Maggs Presents at International Atlantic Economic Conference
Dr. Gary Maggs, professor of economics, recently presented a co-authored paper at the International Atlantic Economic Conference in Charleston, South Carolina.
The paper was titled, “Time Dependent Aggregate Demand,” and Maggs wrote it with Dr. Ben Kyer, an economics professor at Francis Marion University.
It considers the substantial role that time plays in influencing the response of aggregate demand for any given change in the economy’s price level. A standard dynamic neoclassical model is analyzed within various economic time frames in order to derive a number of outcomes which serve as a basis for better explaining the varying responses of aggregate demand for given changes in the price level. In this way, the response to time can be thought of as implicit to the analysis.

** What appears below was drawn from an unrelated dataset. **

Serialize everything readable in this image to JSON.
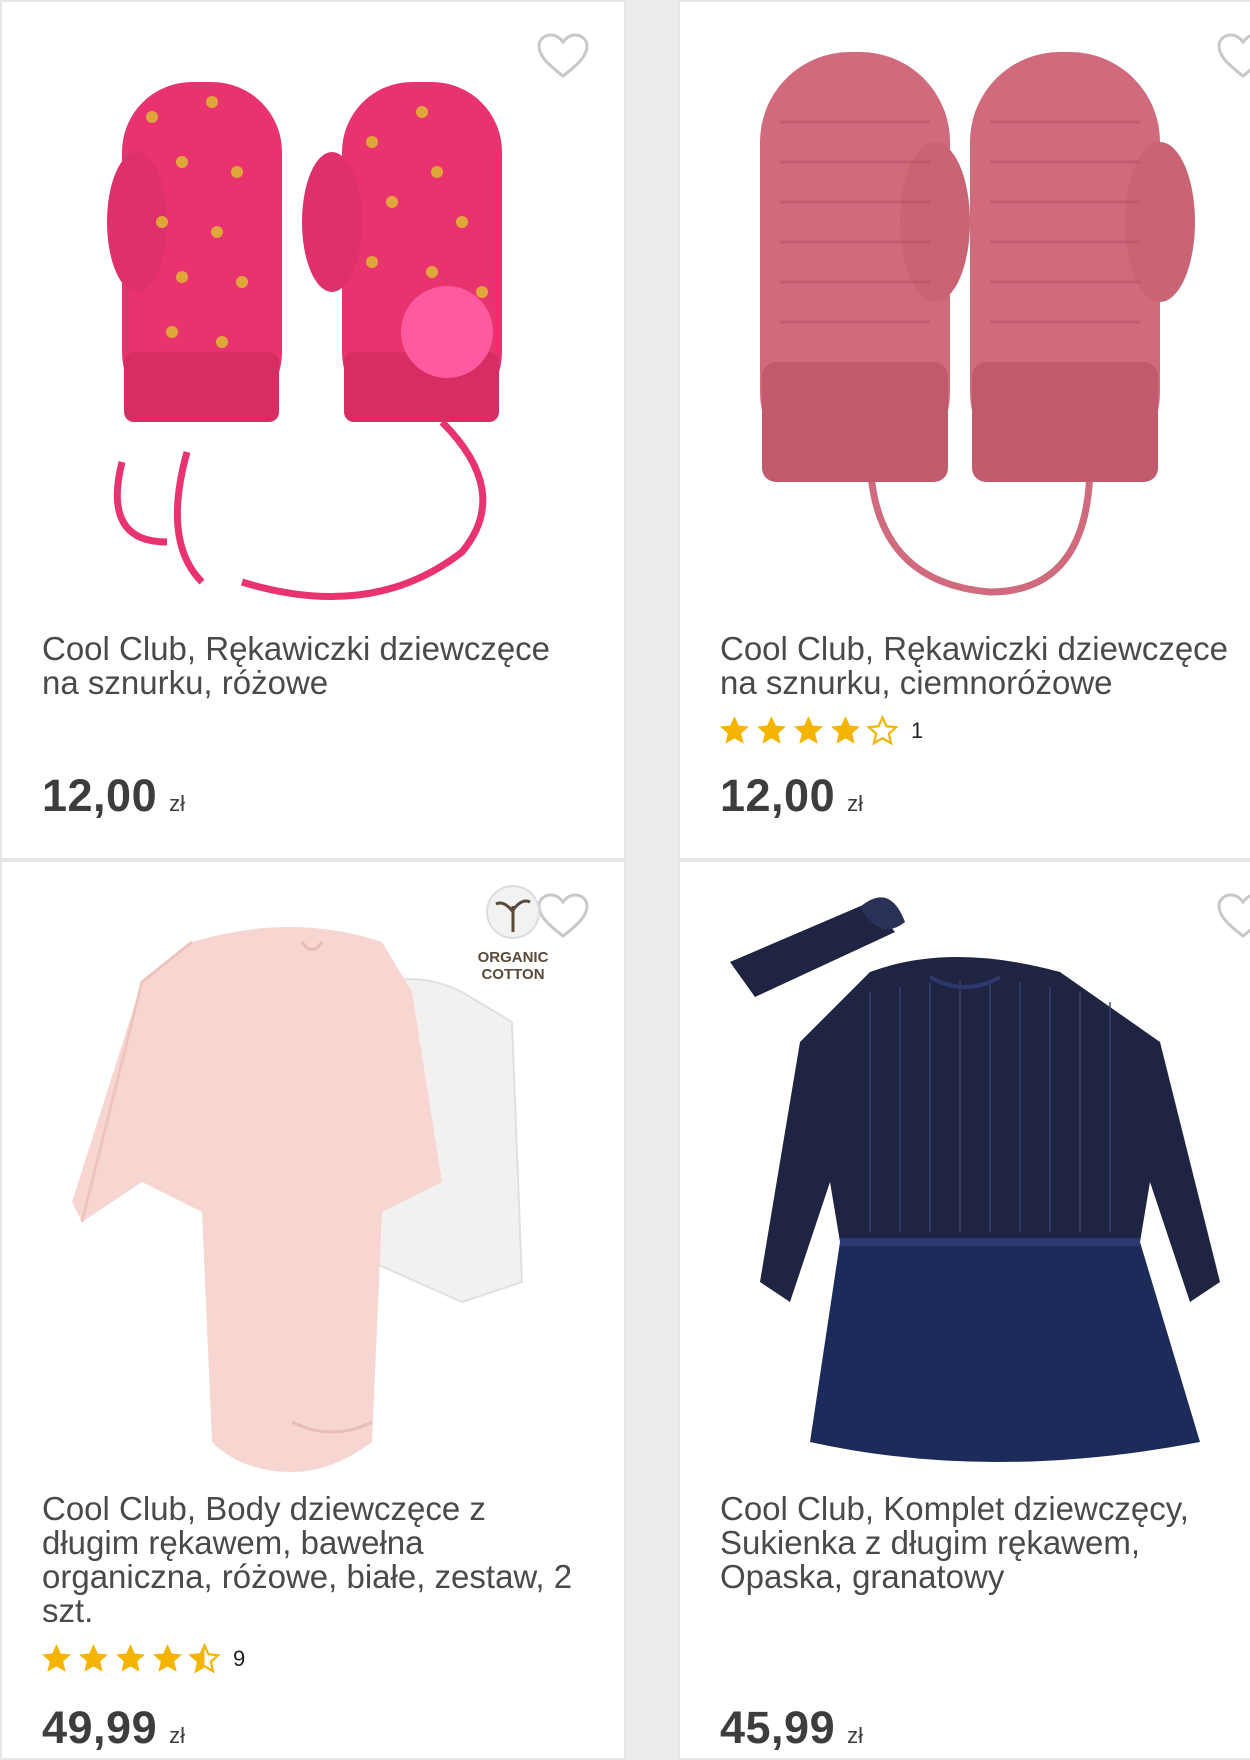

This then allows for the characterization of aggregate demand as being dependent not only on the traditional collection of money and goods market parameters, but also on the passage of time. This recognition has not only theoretical implications but also provides a number of nuances relating to the short- and long-run effectiveness of monetary and fiscal policy in a dynamic economy.
Since the late 1980s, Maggs has been a consistent presenter at this conference, which is attended by hundreds of economists each year. He and Kyer also have a number of publications that have appeared in the Atlantic Economic Journal since their involvement with the conference began.

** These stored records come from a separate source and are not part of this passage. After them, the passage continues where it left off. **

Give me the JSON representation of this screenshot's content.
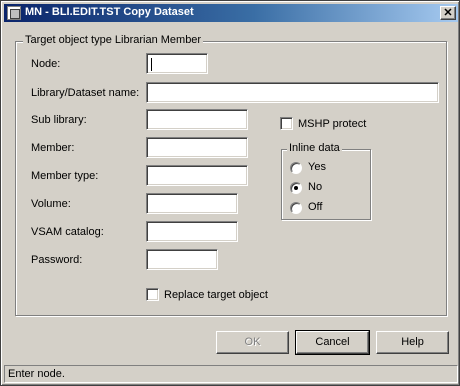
{
  "window": {
    "title": "MN - BLI.EDIT.TST Copy Dataset",
    "close_glyph": "✕"
  },
  "group": {
    "legend": "Target object type Librarian Member"
  },
  "fields": {
    "node_label": "Node:",
    "node_value": "",
    "library_label": "Library/Dataset name:",
    "library_value": "",
    "sublibrary_label": "Sub library:",
    "sublibrary_value": "",
    "member_label": "Member:",
    "member_value": "",
    "membertype_label": "Member type:",
    "membertype_value": "",
    "volume_label": "Volume:",
    "volume_value": "",
    "vsam_label": "VSAM catalog:",
    "vsam_value": "",
    "password_label": "Password:",
    "password_value": ""
  },
  "mshp": {
    "label": "MSHP protect",
    "checked": false
  },
  "inline": {
    "legend": "Inline data",
    "options": [
      {
        "label": "Yes",
        "checked": false
      },
      {
        "label": "No",
        "checked": true
      },
      {
        "label": "Off",
        "checked": false
      }
    ]
  },
  "replace": {
    "label": "Replace target object",
    "checked": false
  },
  "buttons": {
    "ok": "OK",
    "cancel": "Cancel",
    "help": "Help"
  },
  "status": {
    "text": "Enter node."
  }
}
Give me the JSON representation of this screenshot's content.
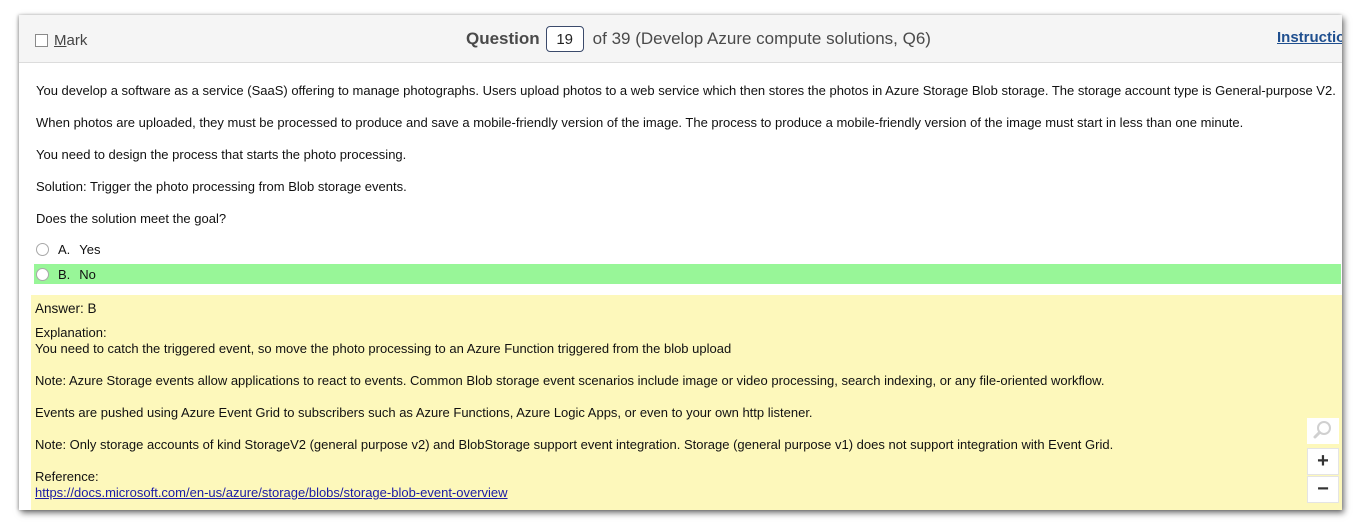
{
  "header": {
    "mark_label_first": "M",
    "mark_label_rest": "ark",
    "question_word": "Question",
    "question_number": "19",
    "question_suffix": "of 39 (Develop Azure compute solutions, Q6)",
    "instructions_link": "Instructions"
  },
  "question": {
    "paragraphs": [
      "You develop a software as a service (SaaS) offering to manage photographs. Users upload photos to a web service which then stores the photos in Azure Storage Blob storage. The storage account type is General-purpose V2.",
      "When photos are uploaded, they must be processed to produce and save a mobile-friendly version of the image. The process to produce a mobile-friendly version of the image must start in less than one minute.",
      "You need to design the process that starts the photo processing.",
      "Solution: Trigger the photo processing from Blob storage events.",
      "Does the solution meet the goal?"
    ],
    "options": [
      {
        "letter": "A.",
        "text": "Yes",
        "highlighted": false
      },
      {
        "letter": "B.",
        "text": "No",
        "highlighted": true
      }
    ]
  },
  "answer": {
    "answer_line": "Answer: B",
    "explanation_label": "Explanation:",
    "lines": [
      "You need to catch the triggered event, so move the photo processing to an Azure Function triggered from the blob upload",
      "Note: Azure Storage events allow applications to react to events. Common Blob storage event scenarios include image or video processing, search indexing, or any file-oriented workflow.",
      "Events are pushed using Azure Event Grid to subscribers such as Azure Functions, Azure Logic Apps, or even to your own http listener.",
      "Note: Only storage accounts of kind StorageV2 (general purpose v2) and BlobStorage support event integration. Storage (general purpose v1) does not support integration with Event Grid."
    ],
    "reference_label": "Reference:",
    "reference_url": "https://docs.microsoft.com/en-us/azure/storage/blobs/storage-blob-event-overview"
  },
  "zoom": {
    "search_icon": "magnifier-icon",
    "zoom_in": "+",
    "zoom_out": "−"
  },
  "colors": {
    "correct_highlight": "#98f698",
    "answer_panel": "#fdf8bb",
    "link": "#1a1aa6",
    "instructions": "#1f4f8f"
  }
}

The conference is hosted by the International Atlantic Economic Society (IAES), which was founded in 1973. The society identified a need for increased communication among economists across continents. Well-known economists from around the world have participated in the IAES global exchange, including Nobel laureates and leading government officials. In fact, approximately 20 percent of IAES Presidents have been awarded the Nobel Prize in Economics. Through its publications and conferences, the society promotes the dissemination of economic and financial research within the international community.